Mithali Raj does everything unhurried. When a wicket is taken, she is usually the last to reach the celebratory huddle. She doesn’t bustle with great urgency to her fielding position between overs. When she takes a catch, she doesn’t fist pump excitedly or sprint to high-five the bowler. She leads India in ODIs, but not in T20Is. And she seems to like it. She suggests the occasional field change to her captain Harmanpreet Kaur, and perhaps offers tactical advice to the bowler, but other than that Raj simply does her thing.

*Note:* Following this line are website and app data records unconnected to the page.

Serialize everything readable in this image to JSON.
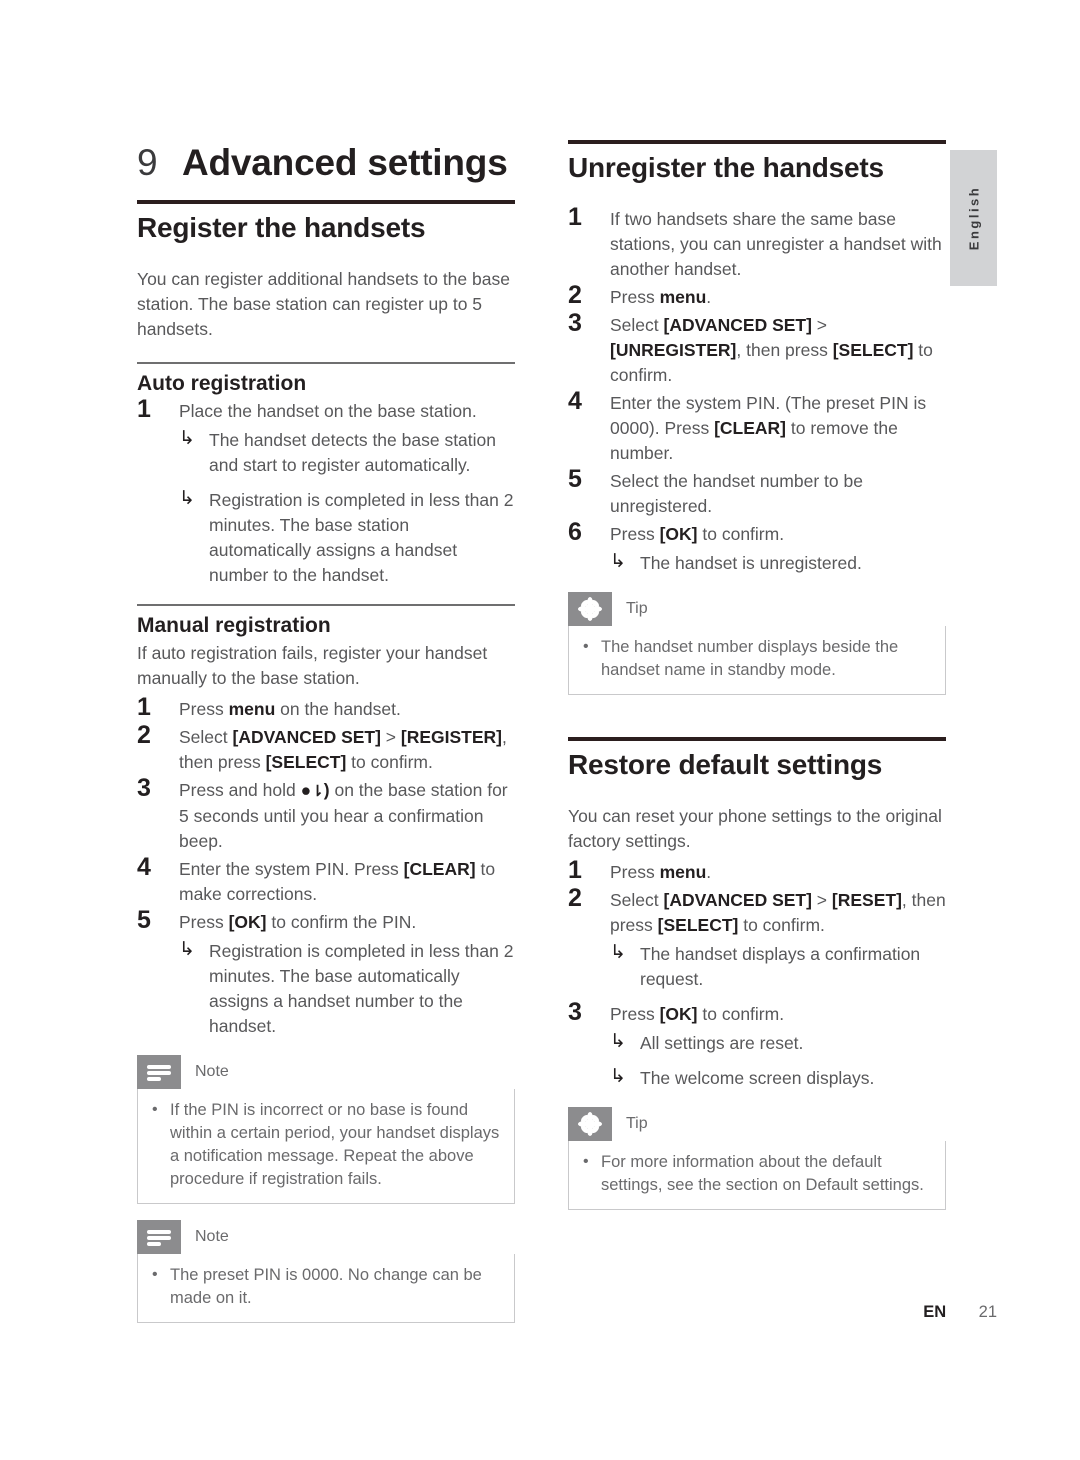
{
  "document": {
    "language_tab": "English",
    "footer": {
      "language_code": "EN",
      "page_number": "21"
    }
  },
  "chapter": {
    "number": "9",
    "title": "Advanced settings"
  },
  "left_column": {
    "register_section": {
      "heading": "Register the handsets",
      "intro": "You can register additional handsets to the base station. The base station can register up to 5 handsets.",
      "auto": {
        "heading": "Auto registration",
        "steps": [
          {
            "num": "1",
            "text": "Place the handset on the base station.",
            "results": [
              "The handset detects the base station and start to register automatically.",
              "Registration is completed in less than 2 minutes. The base station automatically assigns a handset number to the handset."
            ]
          }
        ]
      },
      "manual": {
        "heading": "Manual registration",
        "intro": "If auto registration fails, register your handset manually to the base station.",
        "steps": [
          {
            "num": "1",
            "text_pre": "Press ",
            "text_bold": "menu",
            "text_post": " on the handset.",
            "results": []
          },
          {
            "num": "2",
            "text_pre": "Select ",
            "text_bold": "[ADVANCED SET]",
            "text_mid": " > ",
            "text_bold2": "[REGISTER]",
            "text_mid2": ", then press ",
            "text_bold3": "[SELECT]",
            "text_post": " to confirm.",
            "results": []
          },
          {
            "num": "3",
            "text_pre": "Press and hold ",
            "icon": "paging-icon",
            "text_post": " on the base station for 5 seconds until you hear a confirmation beep.",
            "results": []
          },
          {
            "num": "4",
            "text_pre": "Enter the system PIN. Press ",
            "text_bold": "[CLEAR]",
            "text_post": " to make corrections.",
            "results": []
          },
          {
            "num": "5",
            "text_pre": "Press ",
            "text_bold": "[OK]",
            "text_post": " to confirm the PIN.",
            "results": [
              "Registration is completed in less than 2 minutes. The base automatically assigns a handset number to the handset."
            ]
          }
        ]
      },
      "note_1": {
        "label": "Note",
        "items": [
          "If the PIN is incorrect or no base is found within a certain period, your handset displays a notification message. Repeat the above procedure if registration fails."
        ]
      },
      "note_2": {
        "label": "Note",
        "items": [
          "The preset PIN is 0000. No change can be made on it."
        ]
      }
    }
  },
  "right_column": {
    "unregister_section": {
      "heading": "Unregister the handsets",
      "steps": [
        {
          "num": "1",
          "text_pre": "If two handsets share the same base stations, you can unregister a handset with another handset.",
          "results": []
        },
        {
          "num": "2",
          "text_pre": "Press ",
          "text_bold": "menu",
          "text_post": ".",
          "results": []
        },
        {
          "num": "3",
          "text_pre": "Select ",
          "text_bold": "[ADVANCED SET]",
          "text_mid": " > ",
          "text_bold2": "[UNREGISTER]",
          "text_mid2": ", then press ",
          "text_bold3": "[SELECT]",
          "text_post": " to confirm.",
          "results": []
        },
        {
          "num": "4",
          "text_pre": "Enter the system PIN. (The preset PIN is 0000). Press ",
          "text_bold": "[CLEAR]",
          "text_post": " to remove the number.",
          "results": []
        },
        {
          "num": "5",
          "text_pre": "Select the handset number to be unregistered.",
          "results": []
        },
        {
          "num": "6",
          "text_pre": "Press ",
          "text_bold": "[OK]",
          "text_post": " to confirm.",
          "results": [
            "The handset is unregistered."
          ]
        }
      ],
      "tip": {
        "label": "Tip",
        "items": [
          "The handset number displays beside the handset name in standby mode."
        ]
      }
    },
    "restore_section": {
      "heading": "Restore default settings",
      "intro": "You can reset your phone settings to the original factory settings.",
      "steps": [
        {
          "num": "1",
          "text_pre": "Press ",
          "text_bold": "menu",
          "text_post": ".",
          "results": []
        },
        {
          "num": "2",
          "text_pre": "Select ",
          "text_bold": "[ADVANCED SET]",
          "text_mid": " > ",
          "text_bold2": "[RESET]",
          "text_mid2": ", then press ",
          "text_bold3": "[SELECT]",
          "text_post": " to confirm.",
          "results": [
            "The handset displays a confirmation request."
          ]
        },
        {
          "num": "3",
          "text_pre": "Press ",
          "text_bold": "[OK]",
          "text_post": " to confirm.",
          "results": [
            "All settings are reset.",
            "The welcome screen displays."
          ]
        }
      ],
      "tip": {
        "label": "Tip",
        "items": [
          "For more information about the default settings, see the section on Default settings."
        ]
      }
    }
  },
  "colors": {
    "rule_dark": "#2b1e1e",
    "heading_black": "#231f20",
    "body_gray": "#58585a",
    "callout_badge": "#8c8c8e",
    "lang_tab_bg": "#d2d3d5"
  }
}
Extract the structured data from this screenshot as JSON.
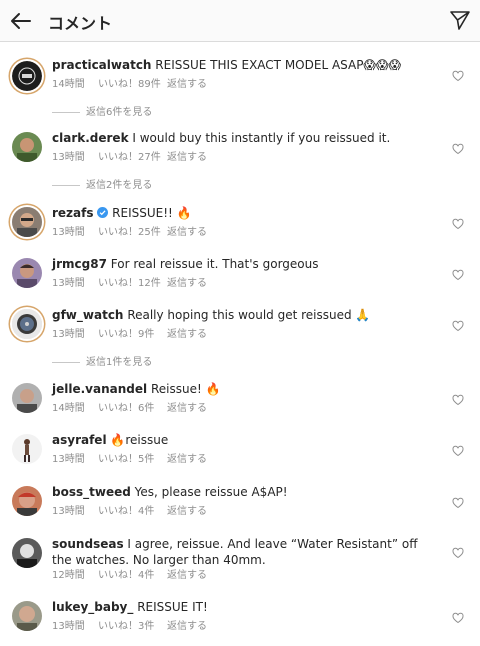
{
  "header": {
    "title": "コメント",
    "back_icon": "back-arrow-icon",
    "send_icon": "paper-plane-icon"
  },
  "comments": [
    {
      "username": "practicalwatch",
      "text": "REISSUE THIS EXACT MODEL ASAP😱😱😱",
      "time": "14時間",
      "likes": "いいね！89件",
      "reply": "返信する",
      "view_replies": "返信6件を見る"
    },
    {
      "username": "clark.derek",
      "text": "I would buy this instantly if you reissued it.",
      "time": "13時間",
      "likes": "いいね！27件",
      "reply": "返信する",
      "view_replies": "返信2件を見る"
    },
    {
      "username": "rezafs",
      "text": "REISSUE!! 🔥",
      "time": "13時間",
      "likes": "いいね！25件",
      "reply": "返信する",
      "verified": true
    },
    {
      "username": "jrmcg87",
      "text": "For real reissue it. That's gorgeous",
      "time": "13時間",
      "likes": "いいね！12件",
      "reply": "返信する"
    },
    {
      "username": "gfw_watch",
      "text": "Really hoping this would get reissued 🙏",
      "time": "13時間",
      "likes": "いいね！9件",
      "reply": "返信する",
      "view_replies": "返信1件を見る"
    },
    {
      "username": "jelle.vanandel",
      "text": "Reissue! 🔥",
      "time": "14時間",
      "likes": "いいね！6件",
      "reply": "返信する"
    },
    {
      "username": "asyrafel",
      "text": "🔥reissue",
      "time": "13時間",
      "likes": "いいね！5件",
      "reply": "返信する"
    },
    {
      "username": "boss_tweed",
      "text": "Yes, please reissue A$AP!",
      "time": "13時間",
      "likes": "いいね！4件",
      "reply": "返信する"
    },
    {
      "username": "soundseas",
      "text": "I agree, reissue. And leave “Water Resistant” off the watches. No larger than 40mm.",
      "time": "12時間",
      "likes": "いいね！4件",
      "reply": "返信する"
    },
    {
      "username": "lukey_baby_",
      "text": "REISSUE IT!",
      "time": "13時間",
      "likes": "いいね！3件",
      "reply": "返信する"
    }
  ]
}
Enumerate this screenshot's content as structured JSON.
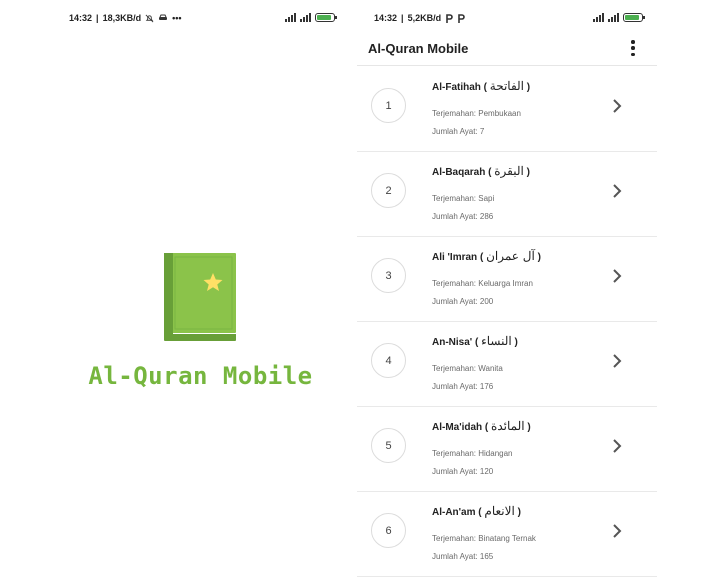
{
  "splash": {
    "status": {
      "time": "14:32",
      "speed": "18,3KB/d"
    },
    "app_title": "Al-Quran Mobile",
    "colors": {
      "book": "#8bc34a",
      "book_dark": "#689f38",
      "moon": "#ffe066",
      "title": "#76b63e"
    },
    "icon": "quran-book-icon"
  },
  "list_screen": {
    "status": {
      "time": "14:32",
      "speed": "5,2KB/d"
    },
    "appbar": {
      "title": "Al-Quran Mobile",
      "menu_icon": "more-vert-icon"
    },
    "surah_list": [
      {
        "number": "1",
        "name": "Al-Fatihah",
        "arabic": "الفاتحة",
        "translation": "Terjemahan: Pembukaan",
        "ayat": "Jumlah Ayat: 7"
      },
      {
        "number": "2",
        "name": "Al-Baqarah",
        "arabic": "البقرة",
        "translation": "Terjemahan: Sapi",
        "ayat": "Jumlah Ayat: 286"
      },
      {
        "number": "3",
        "name": "Ali 'Imran",
        "arabic": "آل عمران",
        "translation": "Terjemahan: Keluarga Imran",
        "ayat": "Jumlah Ayat: 200"
      },
      {
        "number": "4",
        "name": "An-Nisa'",
        "arabic": "النساء",
        "translation": "Terjemahan: Wanita",
        "ayat": "Jumlah Ayat: 176"
      },
      {
        "number": "5",
        "name": "Al-Ma'idah",
        "arabic": "المائدة",
        "translation": "Terjemahan: Hidangan",
        "ayat": "Jumlah Ayat: 120"
      },
      {
        "number": "6",
        "name": "Al-An'am",
        "arabic": "الانعام",
        "translation": "Terjemahan: Binatang Ternak",
        "ayat": "Jumlah Ayat: 165"
      }
    ]
  }
}
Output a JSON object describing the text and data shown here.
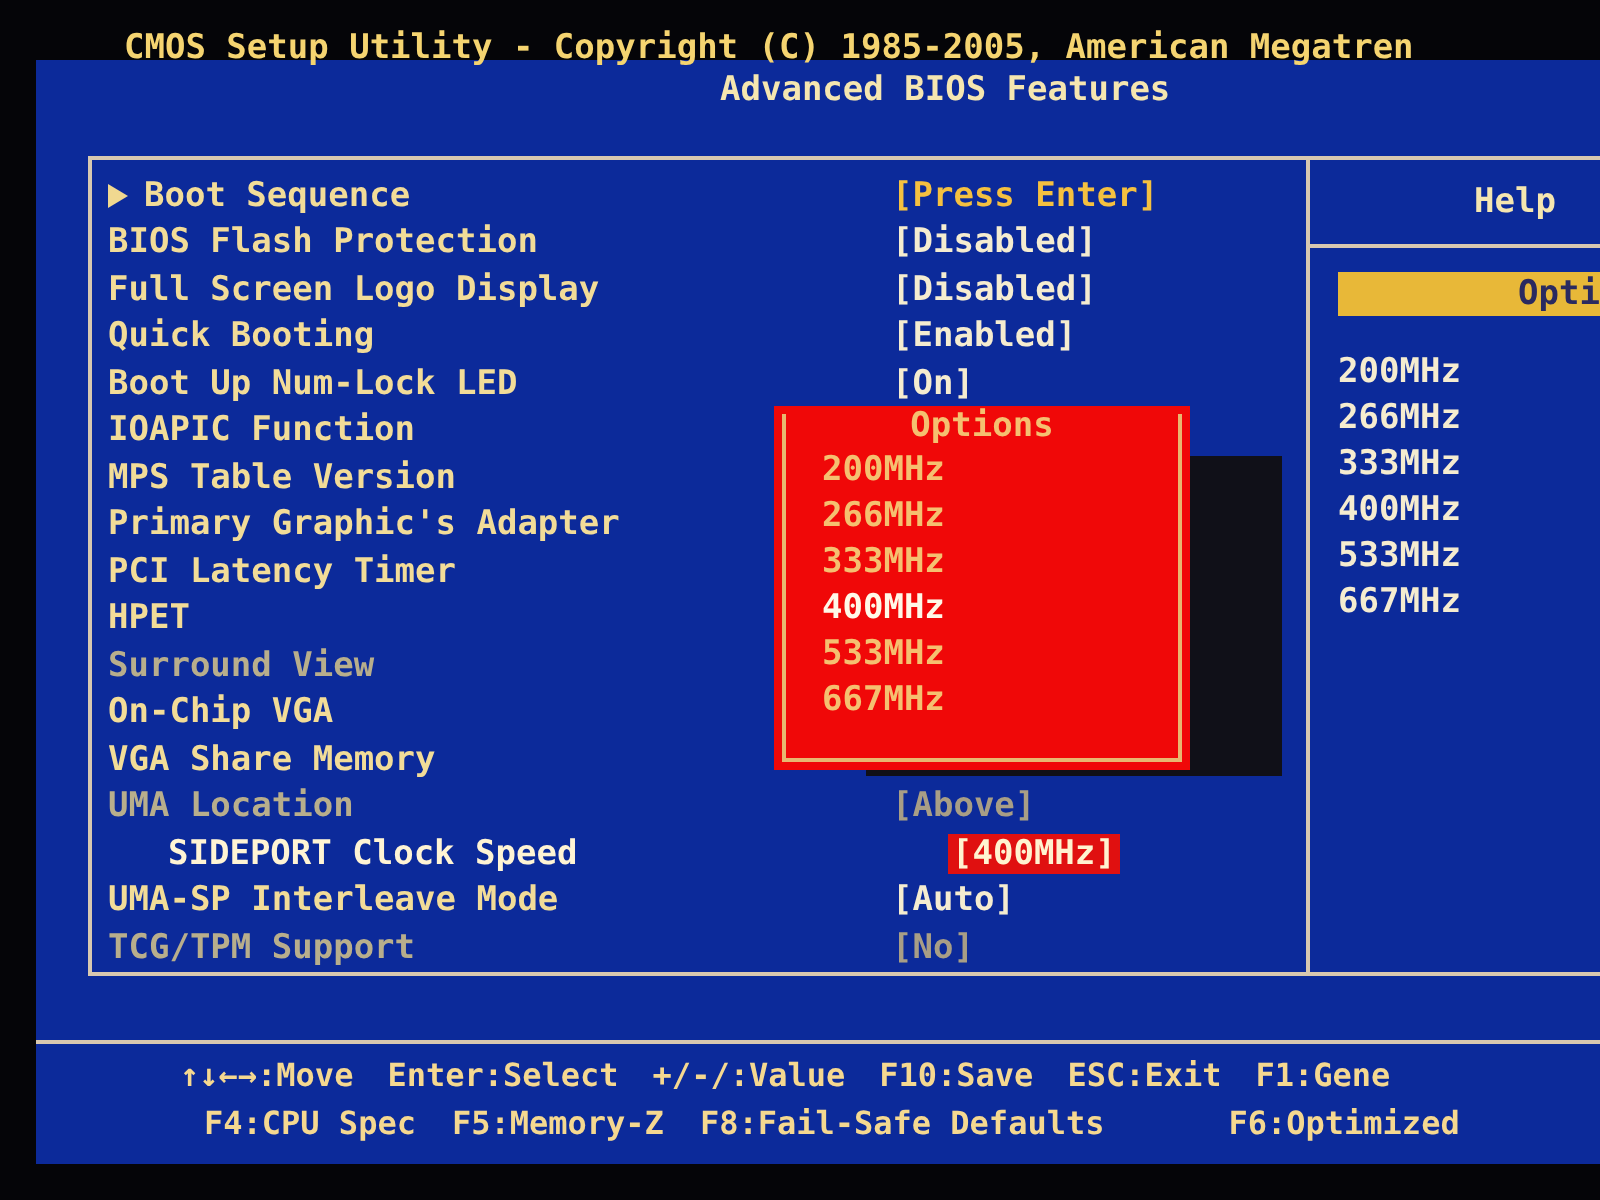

Batting is her thing. On Saturday, she played another signature innings in Cape Town and set up India’s series win in the five-T20I series. Coming into the game with a 2-1 lead, after a washout in Centurion, India were asked to bat first. Soon enough, Raj had South Africa regretting that decision. Assured against pace and sure-footed against spin, she constructed a sublime 62 off 50 balls. By the time she was dismissed in the 16th over, India had 130, and the impetus to launch an assault that carried them to 166 for 4. South Africa would finish well short.
It was Raj’s third 50-plus score in four innings of the T20 series, after an underwhelming one-day series that produced scores of 45, 20 and 4. She finished the T20s with 192 runs at an average of 96, and was named Player of the Match as well as Player of the Series.
“Honestly, I am not someone who is very fond of the T20 format,” Raj told ESPNcricinfo in Cape Town, not long after collecting her collecting her trophies. “But since I am preparing for the T20 World Cup, it was important for me to start scoring runs in this format to gain that momentum. I am very happy that this series has given me that confidence that I can be a T20 player.
“It is a conscious effort to turn my game so that I can get used to the T20 format because as an opener it is important that I have all-round shots and also see that aerial route, because the first six overs are crucial so you can give a start to the team.”
Raj is 35. She is the talisman of this Indian women’s cricket team and is comfortable in that role. She chuckles with a “do I look old?” when reminded that she is the veteran in this group of effervescent, young women who captured the nation’s attention in their stirring run to the World Cup final last year.
Now, with the World T20 in West Indies in October, Raj is conditioning her mind and style of play for that challenge. Around her a solid core has formed – Smriti Mandhana counters the new ball, Harmanpreet and Veda Krishnamurthy provide middle-order muscle, and in 17-year old Jemimah Rodrigues, who shared a 98-run stand with Raj in the series clincher, a star is being nurtured.
“Yes, that has helped my batting, knowing that the team is not completely dependent on me,” she said. “I can at times take that initiative to try out a few strokes in the middle, without getting bothered if I get out. I am very happy that we have more than one or two match-winners in the squad. That makes it a very strong squad.”
There’s work to be done though if India are to be serious World T20 contenders. Raj wants more runs from the lower order so the team isn’t dependent on the top five. She expects the spinners to play a key role on slower pitches that are likely to be on offer in the West Indies. Next up is a three-ODI series at home against Australia in March, followed by a T20 tri-series in Mumbai that also involves England, an Asia Cup, and a tour to Sri Lanka.
Following the dual series triumph in South Africa, Raj is convinced that the profile of the women’s game can continue to rise in India.